Dataset entries
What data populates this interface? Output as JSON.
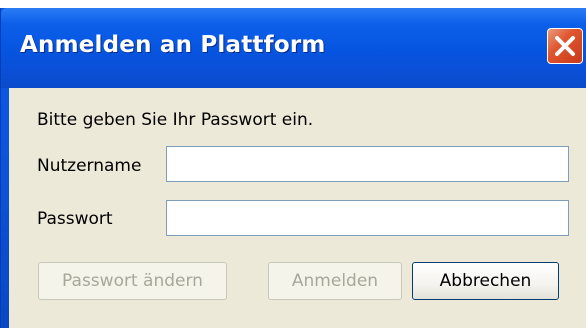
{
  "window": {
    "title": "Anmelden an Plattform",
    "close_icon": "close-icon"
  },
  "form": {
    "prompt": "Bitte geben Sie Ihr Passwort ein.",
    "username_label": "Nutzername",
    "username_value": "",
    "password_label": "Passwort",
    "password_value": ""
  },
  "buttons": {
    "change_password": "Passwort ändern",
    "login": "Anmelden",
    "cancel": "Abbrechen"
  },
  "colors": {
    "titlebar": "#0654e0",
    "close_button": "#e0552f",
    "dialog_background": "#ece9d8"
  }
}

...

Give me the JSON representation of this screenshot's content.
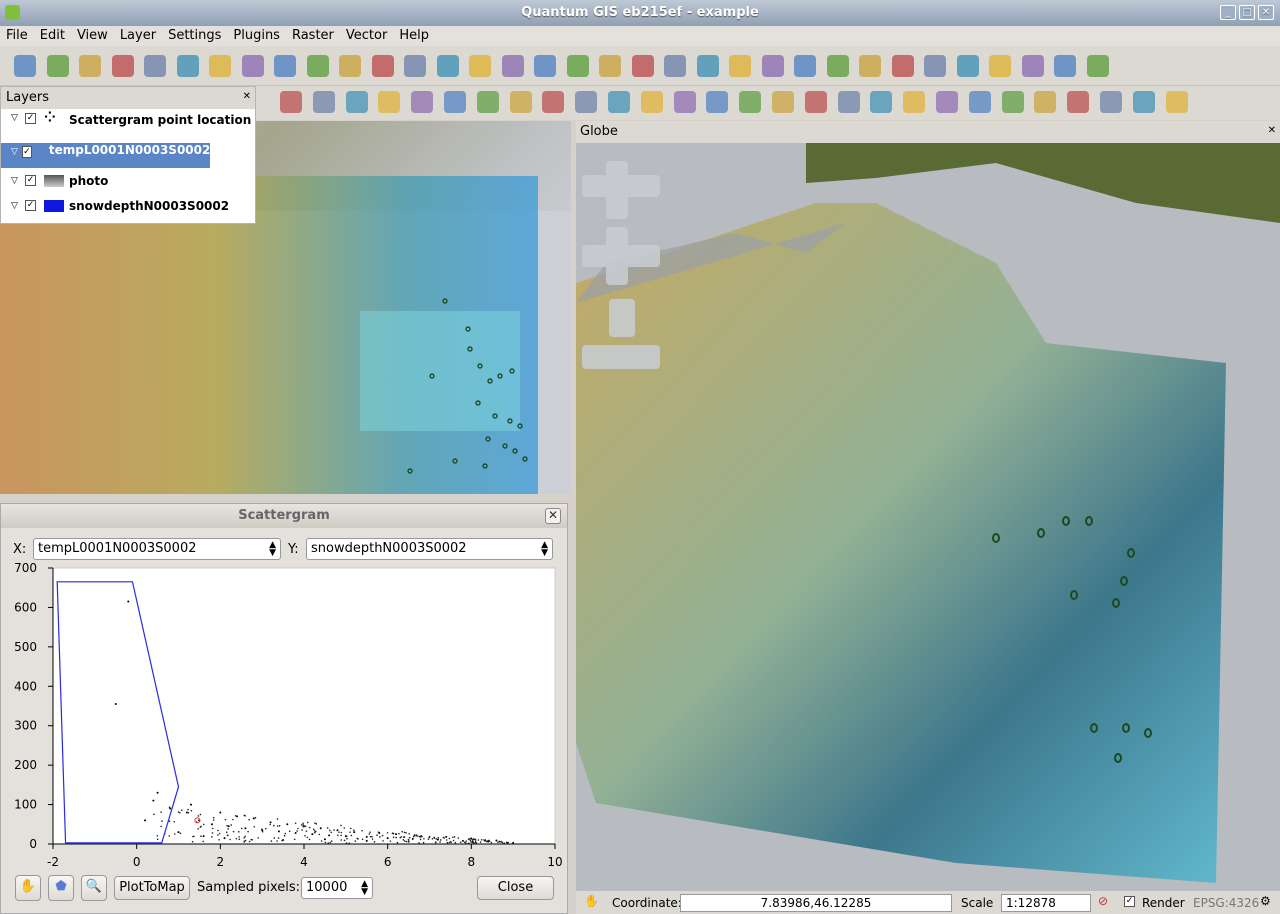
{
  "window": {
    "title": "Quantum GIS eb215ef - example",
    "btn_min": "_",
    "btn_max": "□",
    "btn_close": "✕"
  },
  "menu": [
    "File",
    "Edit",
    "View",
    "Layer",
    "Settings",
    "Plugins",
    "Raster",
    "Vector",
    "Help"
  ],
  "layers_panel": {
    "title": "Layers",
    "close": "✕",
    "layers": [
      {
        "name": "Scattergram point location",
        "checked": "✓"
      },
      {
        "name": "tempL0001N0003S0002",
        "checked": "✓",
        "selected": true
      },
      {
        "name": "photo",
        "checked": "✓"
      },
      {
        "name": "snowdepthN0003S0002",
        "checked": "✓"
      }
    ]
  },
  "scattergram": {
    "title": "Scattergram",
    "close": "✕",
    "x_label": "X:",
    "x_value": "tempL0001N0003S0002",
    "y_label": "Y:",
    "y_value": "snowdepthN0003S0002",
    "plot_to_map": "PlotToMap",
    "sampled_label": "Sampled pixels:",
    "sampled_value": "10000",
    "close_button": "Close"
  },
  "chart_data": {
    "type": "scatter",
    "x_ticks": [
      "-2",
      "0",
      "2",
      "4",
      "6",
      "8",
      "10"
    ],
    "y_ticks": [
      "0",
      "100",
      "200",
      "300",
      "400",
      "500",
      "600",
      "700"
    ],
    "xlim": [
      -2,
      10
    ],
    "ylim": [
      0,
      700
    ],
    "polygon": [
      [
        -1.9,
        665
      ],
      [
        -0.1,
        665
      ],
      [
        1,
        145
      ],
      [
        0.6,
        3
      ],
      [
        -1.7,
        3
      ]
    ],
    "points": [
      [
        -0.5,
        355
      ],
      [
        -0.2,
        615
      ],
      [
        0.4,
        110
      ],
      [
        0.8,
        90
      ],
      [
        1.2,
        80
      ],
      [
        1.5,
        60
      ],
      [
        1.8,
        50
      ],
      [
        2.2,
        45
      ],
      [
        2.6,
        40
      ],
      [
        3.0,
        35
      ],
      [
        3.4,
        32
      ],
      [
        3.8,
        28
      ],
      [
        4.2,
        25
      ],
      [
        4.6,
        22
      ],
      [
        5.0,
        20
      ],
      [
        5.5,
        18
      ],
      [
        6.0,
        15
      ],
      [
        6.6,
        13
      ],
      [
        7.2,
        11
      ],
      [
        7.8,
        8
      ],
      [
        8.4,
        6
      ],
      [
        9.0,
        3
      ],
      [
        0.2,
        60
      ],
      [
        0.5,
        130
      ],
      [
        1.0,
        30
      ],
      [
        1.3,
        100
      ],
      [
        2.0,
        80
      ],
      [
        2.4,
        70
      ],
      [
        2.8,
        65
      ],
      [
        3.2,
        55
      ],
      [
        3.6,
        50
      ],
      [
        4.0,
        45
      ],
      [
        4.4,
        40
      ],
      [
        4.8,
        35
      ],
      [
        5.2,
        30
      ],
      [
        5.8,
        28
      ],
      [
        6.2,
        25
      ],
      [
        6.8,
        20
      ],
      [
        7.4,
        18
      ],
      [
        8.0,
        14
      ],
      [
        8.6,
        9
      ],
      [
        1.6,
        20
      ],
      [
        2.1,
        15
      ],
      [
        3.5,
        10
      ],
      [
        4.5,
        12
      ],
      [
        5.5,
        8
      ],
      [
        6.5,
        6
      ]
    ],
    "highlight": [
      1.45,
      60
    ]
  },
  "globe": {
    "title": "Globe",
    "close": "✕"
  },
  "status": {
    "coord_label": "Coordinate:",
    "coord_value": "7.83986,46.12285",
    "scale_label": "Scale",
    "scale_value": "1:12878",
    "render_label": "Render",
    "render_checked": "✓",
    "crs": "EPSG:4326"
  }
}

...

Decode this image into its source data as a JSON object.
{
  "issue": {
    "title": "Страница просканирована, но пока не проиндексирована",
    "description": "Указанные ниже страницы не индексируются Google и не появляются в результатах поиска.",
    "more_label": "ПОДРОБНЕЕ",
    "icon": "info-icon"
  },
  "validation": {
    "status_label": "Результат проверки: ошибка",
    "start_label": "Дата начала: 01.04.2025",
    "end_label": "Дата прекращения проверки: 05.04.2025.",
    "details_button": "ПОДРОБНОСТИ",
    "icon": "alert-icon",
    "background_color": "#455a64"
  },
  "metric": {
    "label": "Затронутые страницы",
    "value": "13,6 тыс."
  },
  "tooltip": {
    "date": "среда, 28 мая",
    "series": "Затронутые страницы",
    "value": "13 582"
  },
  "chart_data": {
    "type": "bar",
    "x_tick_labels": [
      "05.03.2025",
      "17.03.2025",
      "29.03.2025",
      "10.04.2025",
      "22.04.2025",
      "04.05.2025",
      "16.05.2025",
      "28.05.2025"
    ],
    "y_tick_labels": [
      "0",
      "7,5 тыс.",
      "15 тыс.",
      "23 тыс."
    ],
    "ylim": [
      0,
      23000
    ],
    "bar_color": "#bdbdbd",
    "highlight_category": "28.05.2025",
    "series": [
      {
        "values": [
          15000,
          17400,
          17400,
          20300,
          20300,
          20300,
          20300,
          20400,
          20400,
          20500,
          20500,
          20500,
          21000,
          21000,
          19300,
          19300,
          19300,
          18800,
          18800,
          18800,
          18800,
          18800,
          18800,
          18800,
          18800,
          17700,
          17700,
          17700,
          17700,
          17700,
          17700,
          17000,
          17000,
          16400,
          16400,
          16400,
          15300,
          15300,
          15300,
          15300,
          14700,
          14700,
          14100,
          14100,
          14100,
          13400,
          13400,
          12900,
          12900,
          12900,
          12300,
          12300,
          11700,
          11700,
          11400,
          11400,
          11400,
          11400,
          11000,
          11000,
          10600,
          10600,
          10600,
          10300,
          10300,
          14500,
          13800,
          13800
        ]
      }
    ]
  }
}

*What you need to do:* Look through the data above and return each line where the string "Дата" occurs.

*Written response:*
    "start_label": "Дата начала: 01.04.2025",
    "end_label": "Дата прекращения проверки: 05.04.2025.",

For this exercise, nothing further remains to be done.